Get on your belly for better images of your pet

You see a lot of pictures of people’s dogs and cats these days. Very often, they’re taken from a standing up position, with the pet sitting below looking up. This might be how you most often see you animal, but it’s pretty boring.

Boring cat picture

It’ very easy to get a better picture. Let me give you a few tips.

First of all, get down there with your little friend. You’ll get much better images if you’re down at the same level. Also, getting closer is almost always a good tip for any type of photography.

Black and white cat sleeping

Don’t take just one or two pictures, take a lot. Try different environments, situations and angles. Play around and take a hundred pictures and weed out the bad ones afterwards. I had this little guy running around for half an hour in the backyard and came back with hundreds of images. This is the one i picked out, which caught his happy and playful personality perfectly.

Happy puppy running in the grass

Set up fun situations

Take a look at these pictures of two bengal cats. By letting them play in a cardboard box, i was able to catch a few funny and cute situations.

Bengalk cats playing in a box

Make sure you focus on the eyes

Like in any portrait photography, it’s very important that the eyes are in focus. If your camera allows selecting specific focus points, consider using this function to get the focus right where it needs to be.

Kitten eyes

Black pets take some extra work

A black dog or cat can be tricky when it comes to lighting. You may need to adjust the exposure settings on your camera if your pet fills up the frame, because the camera tries to compensate for the darkness. Also, it may take some post processing to bring out the structure in black fur. Get your pictures into Lightroom and experiment with the exposure, highlight, shadow, blacks, whites and clarity sliders. Also, make sure the picture is sharpened in post processing.
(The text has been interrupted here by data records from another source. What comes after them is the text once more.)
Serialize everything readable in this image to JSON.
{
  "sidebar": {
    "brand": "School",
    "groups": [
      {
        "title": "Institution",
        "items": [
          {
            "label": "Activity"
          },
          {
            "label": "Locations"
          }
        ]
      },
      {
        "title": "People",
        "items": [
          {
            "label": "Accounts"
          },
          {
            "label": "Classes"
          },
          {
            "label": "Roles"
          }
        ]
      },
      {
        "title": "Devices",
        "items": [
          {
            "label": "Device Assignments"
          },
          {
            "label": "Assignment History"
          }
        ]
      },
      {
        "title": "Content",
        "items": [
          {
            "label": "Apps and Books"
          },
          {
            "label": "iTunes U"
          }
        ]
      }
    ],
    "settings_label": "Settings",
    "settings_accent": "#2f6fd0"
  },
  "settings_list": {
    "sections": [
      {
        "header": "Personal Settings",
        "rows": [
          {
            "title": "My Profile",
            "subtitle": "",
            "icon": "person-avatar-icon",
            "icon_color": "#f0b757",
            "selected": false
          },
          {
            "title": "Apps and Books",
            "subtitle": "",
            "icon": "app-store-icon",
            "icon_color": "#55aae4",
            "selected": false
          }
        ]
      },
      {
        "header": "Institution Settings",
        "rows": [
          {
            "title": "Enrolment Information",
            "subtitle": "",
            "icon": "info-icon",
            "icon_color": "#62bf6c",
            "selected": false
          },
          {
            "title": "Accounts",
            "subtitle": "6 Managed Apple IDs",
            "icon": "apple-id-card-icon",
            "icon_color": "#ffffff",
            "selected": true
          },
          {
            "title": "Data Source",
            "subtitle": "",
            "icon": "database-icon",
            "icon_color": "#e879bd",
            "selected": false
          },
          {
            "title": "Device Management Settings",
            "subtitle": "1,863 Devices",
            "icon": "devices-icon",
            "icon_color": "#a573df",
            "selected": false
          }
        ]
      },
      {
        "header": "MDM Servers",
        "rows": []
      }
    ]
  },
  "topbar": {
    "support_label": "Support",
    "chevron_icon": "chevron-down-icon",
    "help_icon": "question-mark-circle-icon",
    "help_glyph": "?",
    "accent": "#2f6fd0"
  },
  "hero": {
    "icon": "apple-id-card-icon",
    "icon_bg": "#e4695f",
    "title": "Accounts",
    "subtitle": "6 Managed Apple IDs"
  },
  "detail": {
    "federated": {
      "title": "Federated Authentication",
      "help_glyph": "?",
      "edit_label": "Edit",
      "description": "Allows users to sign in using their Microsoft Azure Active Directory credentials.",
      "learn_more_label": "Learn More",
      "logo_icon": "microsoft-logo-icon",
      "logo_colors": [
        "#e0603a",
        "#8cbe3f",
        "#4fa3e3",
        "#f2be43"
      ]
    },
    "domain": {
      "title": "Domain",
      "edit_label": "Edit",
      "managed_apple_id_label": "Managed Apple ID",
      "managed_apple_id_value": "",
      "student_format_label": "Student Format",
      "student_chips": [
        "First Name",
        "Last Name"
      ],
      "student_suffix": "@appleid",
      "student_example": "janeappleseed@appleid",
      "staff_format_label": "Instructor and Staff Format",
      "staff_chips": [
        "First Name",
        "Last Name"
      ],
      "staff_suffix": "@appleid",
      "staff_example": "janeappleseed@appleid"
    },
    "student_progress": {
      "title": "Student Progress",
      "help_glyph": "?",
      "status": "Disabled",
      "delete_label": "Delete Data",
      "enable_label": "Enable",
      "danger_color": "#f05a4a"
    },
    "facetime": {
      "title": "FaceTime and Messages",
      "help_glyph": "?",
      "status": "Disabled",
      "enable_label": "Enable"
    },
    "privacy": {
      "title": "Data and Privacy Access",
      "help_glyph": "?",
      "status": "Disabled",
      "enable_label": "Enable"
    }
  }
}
Black furry Riesenschnauser

Get the details

Move in close and get a few pictures of those little details, like the paws or the nose.

Little cat details

Posted in General, Pets Tagged , |

My Instagram workflow

I thought i’d share with you how i work with my Instagram images. Most of my Instagram images are shot using my DSLR or my point-and-shoot camera. I’ll bring my images into Lightroom and tag the ones that are candidates for Instagram. If you’re not already using Lightroom, i would like to recommend it. Only the library functions, that allow you to organize your images, are worth the price and on top of that , you get all the modules for enhancing, printing and publishing your images. It’s a great tool.

Instagram doesn’t let you post images from the web. I used to export my images, mail them to myself, open the mail on my phone and then proceed to publish the images. Not very practical. So i sat down and decided to figure out a workflow that was easy to use and that would allow me to queue up images for Instagram and keep track of which ones i had published.

Dropbox is great for this. If you’re not using Dropbox, i highly recommend that you check it out. It allows you to share files easily across your devices, such as your computer, your smartphone and your iPad. You’ll need to install the Dropbox app on your smartphone.

So i created a folder in Dropbox, named “Instagram”. Under it, i created a subfolder named “published”. I then set up a publish service in Lightroom. Publish services are available on the left in the library module. Create a new hard drive service and point it to your Dropbox Instagram folder. Mine is located in “c:\Users\[my username]\Dropbox\Instagram. I set it up to resize the images to 2048 px at 240 pixel per inch and sharpen for screen. This is what’s recommended for Instagram.


To publish an image, prepare it in the develop module, give it a square crop and when you’re done, simply drag-and-drop it on your publish service. To crop your image in Lightroom, press the R key while you’re in the develop module. Click on the word “Original” to drop down the list of cropping presets and choose the one named “1×1″. You may need to click on the padlock if your aspect ratio is locked, to allow you to crop in a different format from how your image was shot.

Dragndrop to publish


Your image will then appear in the publish service area under the “New images to publish” area. You can drag multiple images here if you want. Then you just press the publish button and Lightroom will process your image and move it into your Dropbox folder in your smartphoine (as well as your computer) where it will be available for you to publish to Instagram whenever you want.


To publish to Instagram, just open your Dropbox app and navigate to your Instagram folder, select the image, open the menu and select “Export”. In the list of applications, select Instagram and you will be sent right there with your new image. These screen shots are examples of how it might look:

Publish an image to Instagram from Dropbox

Publish an image to Instagram from Dropbox

After it’s been published, select the image in Dropbox again, open the menu and select Move to move it into your “Published” subfolder. By doing this, you’re making sure your Instagram folder only contains the images queued up to be published.

Posted in Processing Tagged , , , |

Lee Big Stopper

Allright, i finally got my hands on a Lee Big Stopper. This is my first attempt at using it. Once i got to this location, i realized i didn’t bring the time conversion sheet or my phone with the app to calculate exposure times. Well it turned out wasn’t that difficult to figure it out in my head. I ended up with an eight second exposure that captures the magic of swedish early summer, which is extra special.

The color cast wasn’t as bad as i expected. Post production includes a little bit of white balance fixing as well as exposure and a vignette.


Posted in Landscape